Function Pointers


Remember pointers? We used to point to an array of chars then make a string out of them. Then things got more interesting when we learned how to control these pointers. Now it is time to do something even more interesting with pointers where we point them to functions then call these functions using a pointer.

Why point to a function?

The first question that may come to your mind is why would we use pointers to call a function when we can simply call a function by its name: function(); - that's a great question! Now imagine the sort function where you need to sort an array. Sometimes you want to order array elements in an ascending order or decending order. How would you choose? Function pointers!

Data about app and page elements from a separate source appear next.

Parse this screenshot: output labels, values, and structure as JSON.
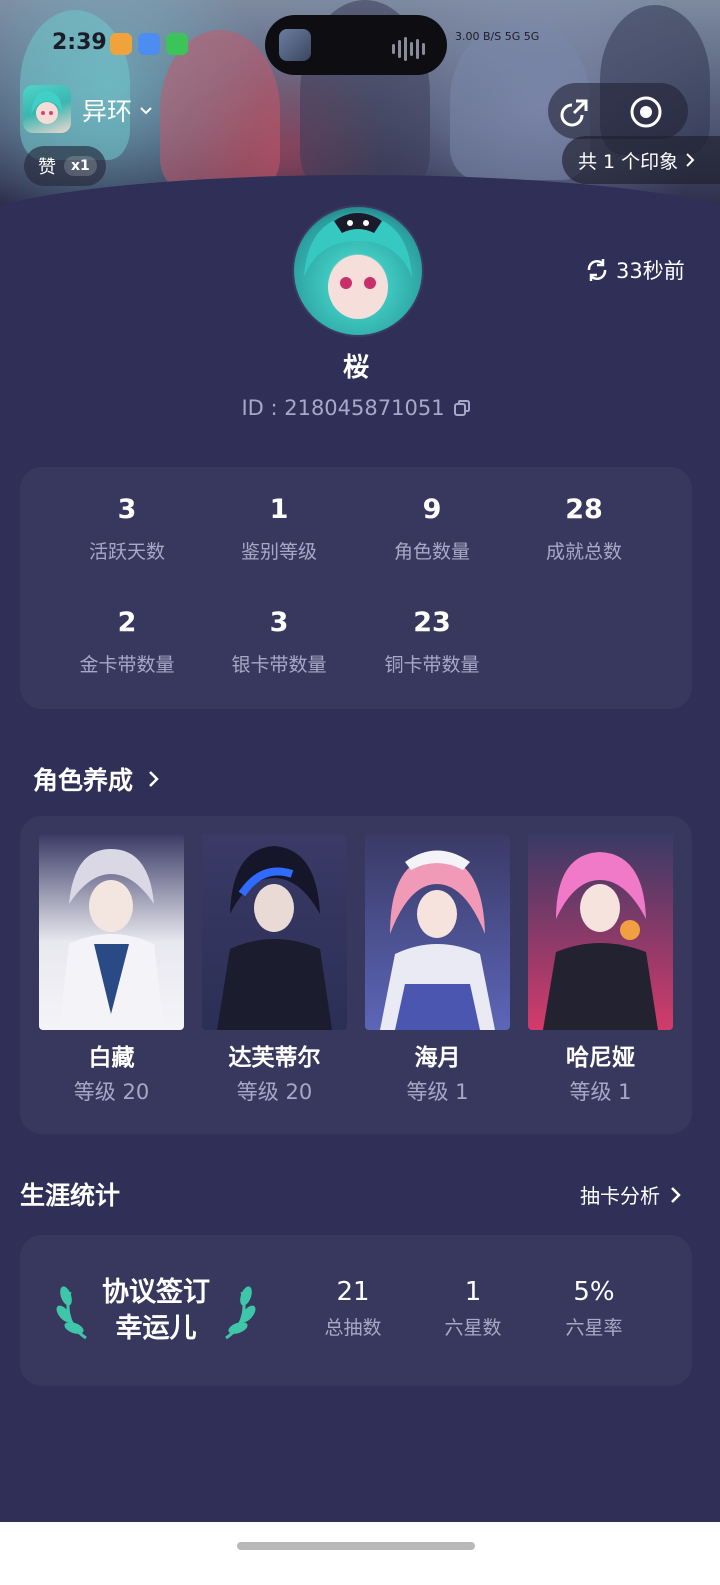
{
  "status_bar": {
    "time": "2:39",
    "right_text": "3.00 B/S  5G  5G"
  },
  "header": {
    "game_name": "异环",
    "like_label": "赞",
    "like_count": "x1",
    "impression_text": "共 1 个印象"
  },
  "profile": {
    "refresh_text": "33秒前",
    "username": "桜",
    "id_text": "ID : 218045871051"
  },
  "stats": [
    {
      "value": "3",
      "label": "活跃天数"
    },
    {
      "value": "1",
      "label": "鉴别等级"
    },
    {
      "value": "9",
      "label": "角色数量"
    },
    {
      "value": "28",
      "label": "成就总数"
    },
    {
      "value": "2",
      "label": "金卡带数量"
    },
    {
      "value": "3",
      "label": "银卡带数量"
    },
    {
      "value": "23",
      "label": "铜卡带数量"
    }
  ],
  "characters_section": {
    "title": "角色养成",
    "items": [
      {
        "name": "白藏",
        "level": "等级 20"
      },
      {
        "name": "达芙蒂尔",
        "level": "等级 20"
      },
      {
        "name": "海月",
        "level": "等级 1"
      },
      {
        "name": "哈尼娅",
        "level": "等级 1"
      }
    ]
  },
  "career_section": {
    "title": "生涯统计",
    "link": "抽卡分析",
    "badge_line1": "协议签订",
    "badge_line2": "幸运儿",
    "stats": [
      {
        "value": "21",
        "label": "总抽数"
      },
      {
        "value": "1",
        "label": "六星数"
      },
      {
        "value": "5%",
        "label": "六星率"
      }
    ]
  },
  "colors": {
    "background": "#2f2f58",
    "panel": "#38385f",
    "muted_text": "#a7a8c6",
    "laurel": "#3fc6a8"
  }
}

Function Pointer Syntax

void (*pf)(int);

I agree with you. This definitely is very complicated, or so you may think. Let's re-read that code and try to understand it point by point. Read it inside-out. *pf is the pointer to a function. void is the return type of that function, and finally int is the argument type of that function. Got it? Good.

Let's insert pointers into the function pointer and try to read it again:

char* (*pf)(int*)

Again: 1. *pf is the function pointer. 2. char* is the return type of that function. 3. int* is the type of the argument.

Ok enough with theory. Let's get our hands dirty with some real code. See this example:

#include <stdio.h>
void someFunction(int arg)
{
    printf("This is someFunction being called and arg is: %d\n", arg);
    printf("Whoops leaving the function now!\n");
}

main()
{
    void (*pf)(int);
    pf = &someFunction;
    printf("We're about to call someFunction() using a pointer!\n");
    (pf)(5);
    printf("Wow that was cool. Back to main now!\n\n");
}

Remember sort() we talked about earlier? We can do the same with it. Instead of ordering a set in an ascending way we can do the opposite using our own comparison function as follows:

#include <stdio.h>
#include <stdlib.h> //for qsort()

int compare(const void* left, const void* right)
{
    return (*(int*)right - *(int*)left);
    // go back to ref if this seems complicated: http://www.cplusplus.com/reference/cstdlib/qsort/
}
main()
{
    int (*cmp) (const void* , const void*);
    cmp = &compare;

    int iarray[] = {1,2,3,4,5,6,7,8,9};
    qsort(iarray, sizeof(iarray)/sizeof(*iarray), sizeof(*iarray), cmp);

    int c = 0;
    while (c < sizeof(iarray)/sizeof(*iarray))
    {
        printf("%d \t", iarray[c]);
        c++;
    }
}

Let's remember again. Why do we use function pointers? 1. To allow programmers to use libraries for different usages -> "Flexibility"

Exercise

Complete the array of pointers to functions and call each function using its pointer from the array. Array of pointers to functions? Yes you can do that!